Some articles of this dossier are only available in French.

 

Articles of this dossier
Des Rwandais déplacés, près de la frontière avec la RDC (Zaire), décembre 1994
Op-Ed

Rwanda: les idiots utiles de Kagame

Cette tribune a été publiée dans le journal Marianne, le 28 janvier 2012. Les découvertes du juge Trevisic ont relancé la polémique sur le Rwanda, une partie de la presse exonérant Kagame de ses responsabilités passées et présentes. Rony Brauman, Jean-Hervé Bradol et Claudine Vidal tentent de mettre en lumière les véritables enjeux du génocide rwandais.

Un enfant fait la queue pour avoir de l'eau
Article

Terror and Impunity in Rwanda

Not having seen the genocidal drift of Hutu Power in 1994 coming, the international community grants Paul Kagame's RPF the impunity of victims. Yet such power also lends itself to criminal acts.
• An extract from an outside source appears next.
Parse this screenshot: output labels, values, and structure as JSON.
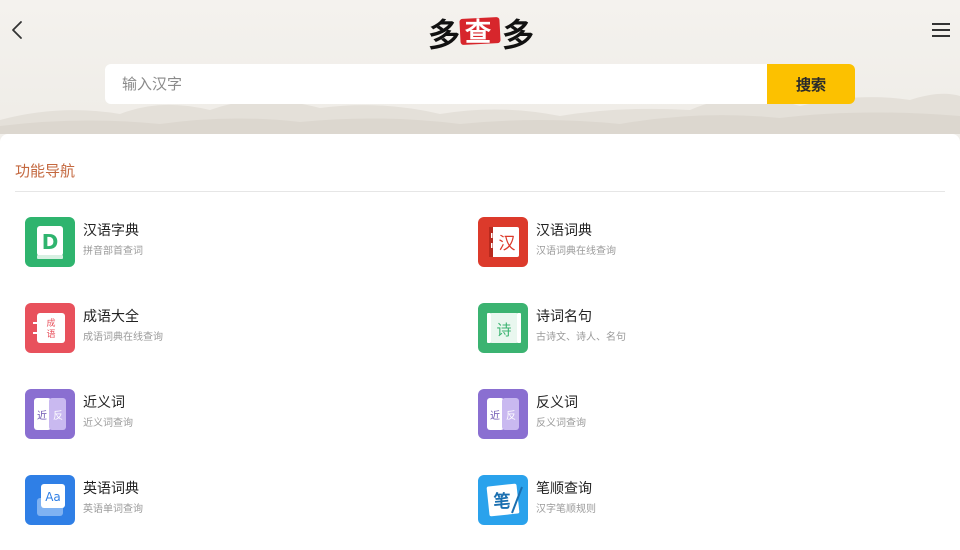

The authors express their indignance that NGOs and international organisations - invoking the duty of remembrance - join in the endless evocation of the past that masks the political phenomena at the root of the current violence.